• **Exercise goal**
Line by line, please look for the word "Project" in the following records, then copy each line you find it in.

Page and application data records

====================

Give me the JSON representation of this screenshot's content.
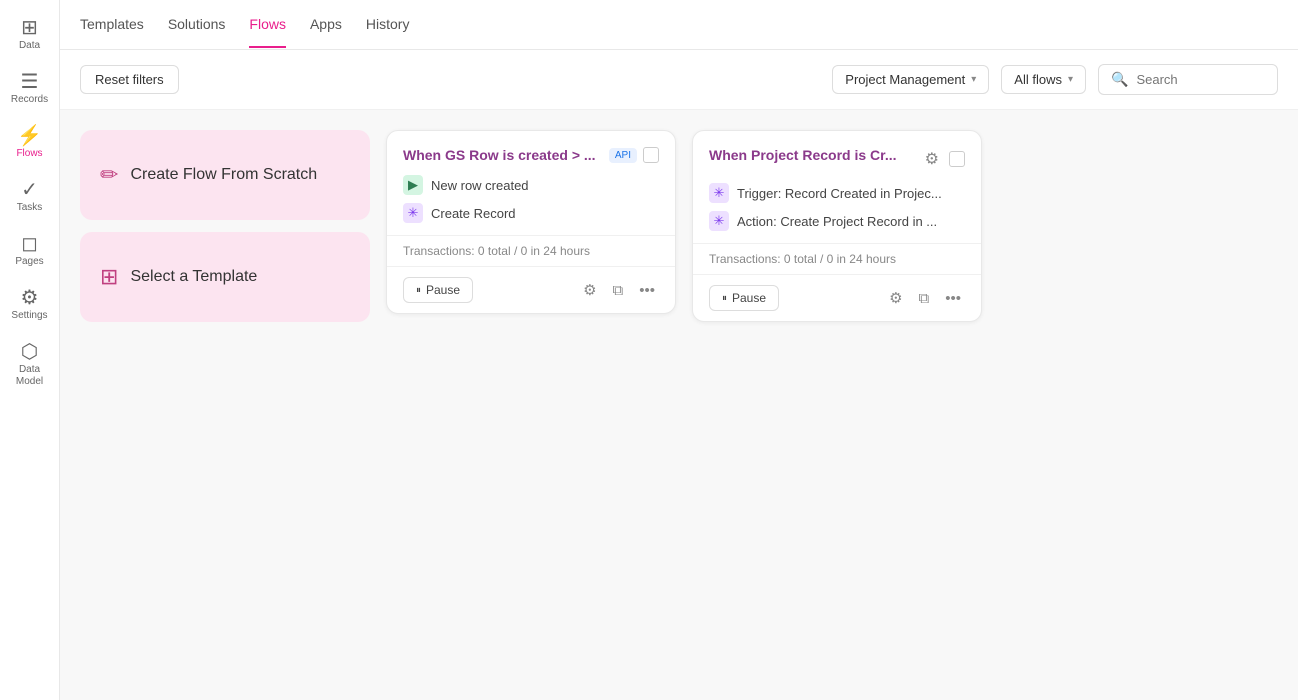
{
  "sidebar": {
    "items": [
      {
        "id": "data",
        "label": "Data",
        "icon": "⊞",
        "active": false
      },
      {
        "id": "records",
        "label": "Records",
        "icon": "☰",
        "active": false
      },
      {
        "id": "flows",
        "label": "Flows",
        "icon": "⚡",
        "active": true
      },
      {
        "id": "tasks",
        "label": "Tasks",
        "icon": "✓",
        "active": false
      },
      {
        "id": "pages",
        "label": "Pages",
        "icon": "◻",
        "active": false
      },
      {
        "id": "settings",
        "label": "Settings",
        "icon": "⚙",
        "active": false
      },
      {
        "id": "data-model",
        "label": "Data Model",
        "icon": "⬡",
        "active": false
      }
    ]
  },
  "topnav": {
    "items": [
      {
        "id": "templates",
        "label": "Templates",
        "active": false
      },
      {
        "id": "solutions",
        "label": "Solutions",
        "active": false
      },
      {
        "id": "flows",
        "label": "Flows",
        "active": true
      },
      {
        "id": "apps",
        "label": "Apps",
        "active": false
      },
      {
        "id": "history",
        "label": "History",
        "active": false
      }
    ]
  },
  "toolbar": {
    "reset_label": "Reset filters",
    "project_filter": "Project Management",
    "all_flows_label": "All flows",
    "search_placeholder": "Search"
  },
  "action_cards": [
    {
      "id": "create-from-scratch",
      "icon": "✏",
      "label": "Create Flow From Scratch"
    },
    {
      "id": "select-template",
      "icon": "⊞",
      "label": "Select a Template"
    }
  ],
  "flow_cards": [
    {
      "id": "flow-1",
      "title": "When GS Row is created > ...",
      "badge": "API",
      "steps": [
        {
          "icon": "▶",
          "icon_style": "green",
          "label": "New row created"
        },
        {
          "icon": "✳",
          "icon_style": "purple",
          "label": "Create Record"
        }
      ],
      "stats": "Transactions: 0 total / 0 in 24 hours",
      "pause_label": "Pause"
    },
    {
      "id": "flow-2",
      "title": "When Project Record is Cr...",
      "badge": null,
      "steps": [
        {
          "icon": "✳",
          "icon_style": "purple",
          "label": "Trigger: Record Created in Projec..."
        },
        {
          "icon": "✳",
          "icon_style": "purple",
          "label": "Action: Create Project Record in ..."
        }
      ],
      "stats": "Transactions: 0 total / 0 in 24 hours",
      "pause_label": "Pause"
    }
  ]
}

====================

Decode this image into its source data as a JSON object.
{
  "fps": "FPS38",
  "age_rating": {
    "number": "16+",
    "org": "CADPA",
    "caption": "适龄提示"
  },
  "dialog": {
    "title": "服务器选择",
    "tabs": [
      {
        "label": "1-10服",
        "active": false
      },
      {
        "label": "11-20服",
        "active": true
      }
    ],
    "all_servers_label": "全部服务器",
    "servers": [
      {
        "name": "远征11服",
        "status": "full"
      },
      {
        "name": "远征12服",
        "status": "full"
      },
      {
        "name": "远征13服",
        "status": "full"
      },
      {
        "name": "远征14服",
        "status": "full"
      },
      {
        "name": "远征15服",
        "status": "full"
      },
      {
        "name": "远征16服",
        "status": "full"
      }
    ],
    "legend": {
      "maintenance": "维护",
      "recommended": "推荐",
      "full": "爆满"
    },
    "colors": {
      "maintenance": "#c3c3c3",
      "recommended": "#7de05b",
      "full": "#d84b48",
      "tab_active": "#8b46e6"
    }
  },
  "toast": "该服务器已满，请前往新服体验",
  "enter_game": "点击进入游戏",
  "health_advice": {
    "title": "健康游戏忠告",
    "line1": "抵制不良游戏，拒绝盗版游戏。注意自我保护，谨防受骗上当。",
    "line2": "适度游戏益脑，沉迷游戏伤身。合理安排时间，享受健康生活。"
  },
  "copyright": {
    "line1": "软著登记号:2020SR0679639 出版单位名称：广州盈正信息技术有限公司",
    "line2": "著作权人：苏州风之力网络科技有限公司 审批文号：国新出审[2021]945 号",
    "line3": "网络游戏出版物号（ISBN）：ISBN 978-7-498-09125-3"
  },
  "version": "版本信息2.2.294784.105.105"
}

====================

• **Your solution**
    "project_filter": "Project Management",
      "title": "When Project Record is Cr...",
          "label": "Action: Create Project Record in ..."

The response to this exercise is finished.